To be released April 27, 2010:
It begins with the subject of Roosevelt himself, from his habits to friends to family life. His tough guy persona that needed women to soothe him, and his blistering desire to fight. Any fight. He was closely allied with Henry Cabot Lodge, a somewhat snobbish and whiny man that helped him frame his Presidential plans. Roosevelt wanted war, often considering if he could find an excuse to invade Mexico or Canada, and disappointed when one wasn't found. Cuba had been on his mind for some time before it became a realistic possibility.
Aiding Roosevelt, albeit unintentionally, was William Randolph Hearst, a genuine oddball who also wanted to see America fight (and gain) Cuba. His motives were more obscure: he wanted to sell more papers, and called his skill "the journalism that acts". War would help him make money and gain influence, influence he was eager to use in his political circles. At one point, even though no real threat from Cuba existed, he pondered ways to agitate Cuba. He had Tiffany's make a sword and engrave it with "Viva Cuba Libre", scheming that delivering the sword to Maximo Gomez would get a reporter inside for an exclusive scoop. This failed, and he later hired reporters Richard Harding Davis and Frederic Remington (the Remington) to go to Cuba as 'envoys'. Remington grew bored with the lack of excitement in Cuba, and sent Hearst a telegram stating he wished to return.
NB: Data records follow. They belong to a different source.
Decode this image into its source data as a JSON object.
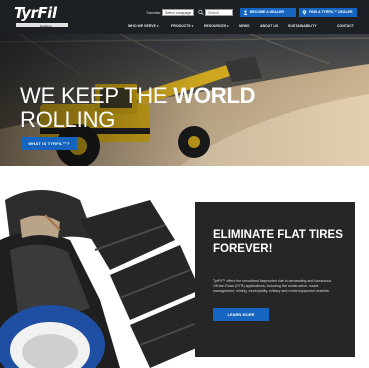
{
  "header": {
    "logo_text": "TyrFil",
    "logo_subtext": "Resilient",
    "translate_label": "Translate",
    "language_select_value": "Select Language",
    "search_placeholder": "Search",
    "become_dealer_label": "BECOME A DEALER",
    "find_dealer_label": "FIND A TYRFIL™ DEALER",
    "nav": [
      {
        "label": "WHO WE SERVE",
        "has_dropdown": true
      },
      {
        "label": "PRODUCTS",
        "has_dropdown": true
      },
      {
        "label": "RESOURCES",
        "has_dropdown": true
      },
      {
        "label": "NEWS",
        "has_dropdown": false
      },
      {
        "label": "ABOUT US",
        "has_dropdown": false
      },
      {
        "label": "SUSTAINABILITY",
        "has_dropdown": false
      },
      {
        "label": "CONTACT",
        "has_dropdown": false
      }
    ]
  },
  "hero": {
    "title_part1": "WE KEEP THE ",
    "title_bold": "WORLD",
    "title_part2": "ROLLING",
    "cta_label": "WHAT IS TYRFIL™?"
  },
  "feature": {
    "title": "ELIMINATE FLAT TIRES FOREVER!",
    "body": "TyrFil™ offers the smoothest flatproofed ride in demanding and hazardous Off-the-Road (OTR) applications, including the construction, waste management, mining, municipality, military and rental equipment markets.",
    "cta_label": "LEARN MORE"
  },
  "colors": {
    "header_bg": "#1c1f24",
    "accent_blue": "#1565c0",
    "panel_bg": "#262626"
  },
  "icons": [
    "search-icon",
    "user-icon",
    "map-pin-icon",
    "chevron-down-icon"
  ]
}
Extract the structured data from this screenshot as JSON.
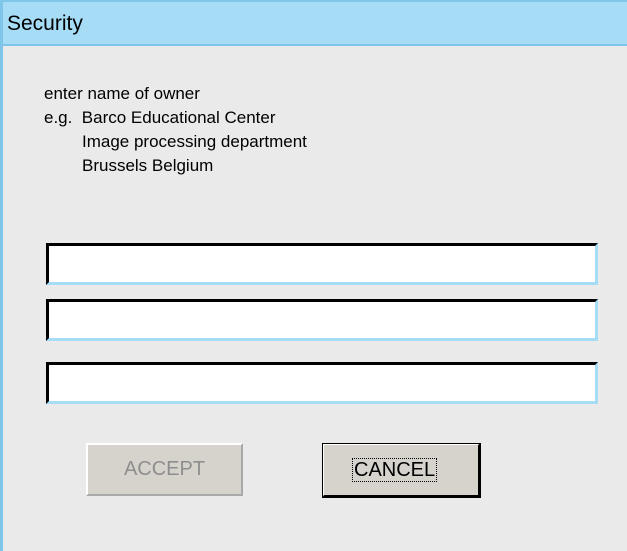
{
  "window": {
    "title": "Security"
  },
  "instructions": {
    "line1": "enter name of owner",
    "line2": "e.g.  Barco Educational Center",
    "line3": "Image processing department",
    "line4": "Brussels Belgium"
  },
  "fields": [
    {
      "value": "",
      "placeholder": ""
    },
    {
      "value": "",
      "placeholder": ""
    },
    {
      "value": "",
      "placeholder": ""
    }
  ],
  "buttons": {
    "accept_label": "ACCEPT",
    "accept_state": "disabled",
    "cancel_label": "CANCEL",
    "cancel_state": "focused"
  },
  "colors": {
    "titlebar": "#a6dcf5",
    "window_border": "#7fc6ea",
    "dialog_background": "#eaeaea",
    "button_face": "#d6d3cc",
    "disabled_text": "#8e8e8e"
  }
}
Hearst responded with the now famous line "Please remain. You furnish the pictures, and I'll furnish the war." Time passed and the explosion of the USS Maine in Havana harbor set in motion the path of war that Hearst and Roosevelt both eagerly anticipated. While the cause of the explosion was disputed even then, the facts were irrelevant. They had their war.
The book is amazingly researched and detailed, and illuminates many personality quirks that I'd missed in other readings of the time period. Thomas doesn't simply portray these men as hate-mongering bullies, but softens it a bit to tell us why they were driven to that end. He portrays both the cultural and political events of the era in a fast paced and almost gossipy read.
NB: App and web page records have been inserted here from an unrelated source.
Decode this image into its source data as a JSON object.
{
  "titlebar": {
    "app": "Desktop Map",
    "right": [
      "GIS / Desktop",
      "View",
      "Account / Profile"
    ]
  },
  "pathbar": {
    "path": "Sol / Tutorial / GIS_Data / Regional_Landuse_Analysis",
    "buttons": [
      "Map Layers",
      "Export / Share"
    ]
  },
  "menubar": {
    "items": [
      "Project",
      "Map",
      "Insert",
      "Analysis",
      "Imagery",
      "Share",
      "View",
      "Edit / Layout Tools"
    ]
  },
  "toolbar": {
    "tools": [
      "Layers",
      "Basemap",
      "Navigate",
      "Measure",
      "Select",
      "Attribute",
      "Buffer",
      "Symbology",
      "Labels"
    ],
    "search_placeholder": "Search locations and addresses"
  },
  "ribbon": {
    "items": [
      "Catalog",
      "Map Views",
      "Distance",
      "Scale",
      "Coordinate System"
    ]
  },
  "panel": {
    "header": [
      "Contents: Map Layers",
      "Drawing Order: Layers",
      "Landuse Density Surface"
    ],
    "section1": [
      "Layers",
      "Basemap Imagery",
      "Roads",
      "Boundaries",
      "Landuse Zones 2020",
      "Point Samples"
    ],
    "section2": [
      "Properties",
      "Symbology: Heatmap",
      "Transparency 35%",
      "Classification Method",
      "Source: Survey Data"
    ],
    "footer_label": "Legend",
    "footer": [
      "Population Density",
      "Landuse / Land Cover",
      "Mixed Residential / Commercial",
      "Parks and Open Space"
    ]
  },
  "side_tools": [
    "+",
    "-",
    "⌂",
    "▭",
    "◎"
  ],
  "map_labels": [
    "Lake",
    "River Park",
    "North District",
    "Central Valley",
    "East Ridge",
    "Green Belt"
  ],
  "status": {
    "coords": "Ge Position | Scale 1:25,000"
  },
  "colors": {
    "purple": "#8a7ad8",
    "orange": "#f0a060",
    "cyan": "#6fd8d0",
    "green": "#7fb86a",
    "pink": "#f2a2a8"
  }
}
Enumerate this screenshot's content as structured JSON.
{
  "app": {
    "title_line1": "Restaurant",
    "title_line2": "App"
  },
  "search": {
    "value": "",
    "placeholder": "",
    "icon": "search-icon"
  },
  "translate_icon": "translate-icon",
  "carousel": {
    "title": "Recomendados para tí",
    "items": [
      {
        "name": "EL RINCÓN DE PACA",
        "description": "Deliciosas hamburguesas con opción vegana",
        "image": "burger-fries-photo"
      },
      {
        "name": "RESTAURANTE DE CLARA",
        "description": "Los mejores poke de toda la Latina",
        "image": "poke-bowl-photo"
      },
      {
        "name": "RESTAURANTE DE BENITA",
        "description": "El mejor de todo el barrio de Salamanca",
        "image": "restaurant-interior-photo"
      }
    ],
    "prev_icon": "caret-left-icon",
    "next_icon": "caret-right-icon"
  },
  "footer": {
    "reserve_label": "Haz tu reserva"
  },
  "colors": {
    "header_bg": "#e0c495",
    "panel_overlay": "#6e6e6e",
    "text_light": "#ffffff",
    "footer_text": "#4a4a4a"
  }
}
What makes it frightening is to recognize the parallels of then and now. Strong personalities, the advantages of wealth and power, and a quick-to-exploit media all are featured in our daily lives. In fact, many of the techniques and manipulations of the press that Hearst used are standard playbook policies now. When I first started reading this I thought, 'how could this be true?' Having completed it, I can say it is too true to ignore. We still have out-of-touch politicians who care little for the soldiers that fight for them, and huge media moguls still dominate the way we get information. This book is an excellent way to evaluate what we see now, in view of the past.
Special thanks to Kelly Leonard of Little, Brown for the Advanced Reader's Copy.